***** Source data *****

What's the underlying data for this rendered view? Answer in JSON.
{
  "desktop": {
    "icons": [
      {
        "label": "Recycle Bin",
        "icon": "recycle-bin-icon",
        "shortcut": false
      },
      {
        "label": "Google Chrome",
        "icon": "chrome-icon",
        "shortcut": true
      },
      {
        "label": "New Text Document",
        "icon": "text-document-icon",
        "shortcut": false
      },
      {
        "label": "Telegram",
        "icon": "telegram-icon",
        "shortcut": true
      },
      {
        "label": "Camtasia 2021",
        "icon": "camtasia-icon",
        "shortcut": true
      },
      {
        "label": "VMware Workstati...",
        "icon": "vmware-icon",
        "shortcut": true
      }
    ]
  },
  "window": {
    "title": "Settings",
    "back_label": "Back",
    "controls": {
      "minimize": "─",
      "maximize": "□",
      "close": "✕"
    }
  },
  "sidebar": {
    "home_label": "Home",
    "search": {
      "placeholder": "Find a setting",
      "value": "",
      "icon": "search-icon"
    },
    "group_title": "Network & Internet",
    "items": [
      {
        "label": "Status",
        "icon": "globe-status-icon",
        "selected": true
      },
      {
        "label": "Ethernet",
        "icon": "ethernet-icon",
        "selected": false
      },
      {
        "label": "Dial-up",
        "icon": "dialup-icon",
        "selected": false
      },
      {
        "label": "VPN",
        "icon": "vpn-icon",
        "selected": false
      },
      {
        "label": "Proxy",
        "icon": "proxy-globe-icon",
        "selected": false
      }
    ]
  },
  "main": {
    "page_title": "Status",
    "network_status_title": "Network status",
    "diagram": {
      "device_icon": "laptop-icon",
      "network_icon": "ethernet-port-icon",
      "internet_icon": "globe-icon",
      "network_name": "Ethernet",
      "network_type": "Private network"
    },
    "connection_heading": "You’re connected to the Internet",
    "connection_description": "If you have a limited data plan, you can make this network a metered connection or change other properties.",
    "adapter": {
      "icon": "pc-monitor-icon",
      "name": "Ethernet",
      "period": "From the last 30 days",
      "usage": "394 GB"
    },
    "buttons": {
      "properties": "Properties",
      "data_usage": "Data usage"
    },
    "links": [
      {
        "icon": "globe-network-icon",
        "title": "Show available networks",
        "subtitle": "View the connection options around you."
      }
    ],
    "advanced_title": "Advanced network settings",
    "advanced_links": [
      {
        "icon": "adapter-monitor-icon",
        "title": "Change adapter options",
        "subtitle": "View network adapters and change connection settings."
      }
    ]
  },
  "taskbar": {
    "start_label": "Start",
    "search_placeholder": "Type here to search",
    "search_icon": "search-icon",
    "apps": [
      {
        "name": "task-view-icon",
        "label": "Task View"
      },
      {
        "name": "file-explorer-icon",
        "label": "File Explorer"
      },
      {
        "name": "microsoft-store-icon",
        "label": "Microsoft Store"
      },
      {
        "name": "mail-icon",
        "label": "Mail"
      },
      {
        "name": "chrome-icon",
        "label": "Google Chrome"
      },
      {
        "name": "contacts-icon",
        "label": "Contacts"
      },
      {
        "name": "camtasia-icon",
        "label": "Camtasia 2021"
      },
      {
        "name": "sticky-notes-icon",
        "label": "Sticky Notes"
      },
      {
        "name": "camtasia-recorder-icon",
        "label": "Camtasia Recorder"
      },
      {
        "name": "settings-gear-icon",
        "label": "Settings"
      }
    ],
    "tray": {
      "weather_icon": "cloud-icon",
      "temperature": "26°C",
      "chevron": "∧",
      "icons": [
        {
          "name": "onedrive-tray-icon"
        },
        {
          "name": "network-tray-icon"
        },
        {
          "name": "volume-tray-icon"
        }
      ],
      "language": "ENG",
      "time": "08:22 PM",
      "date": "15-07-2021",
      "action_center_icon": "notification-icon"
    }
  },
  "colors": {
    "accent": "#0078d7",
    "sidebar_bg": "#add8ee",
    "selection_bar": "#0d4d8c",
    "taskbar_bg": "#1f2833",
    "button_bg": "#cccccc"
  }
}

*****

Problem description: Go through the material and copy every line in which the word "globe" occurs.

The completed task:
        "icon": "globe-status-icon",
        "icon": "proxy-globe-icon",
      "internet_icon": "globe-icon",
        "icon": "globe-network-icon",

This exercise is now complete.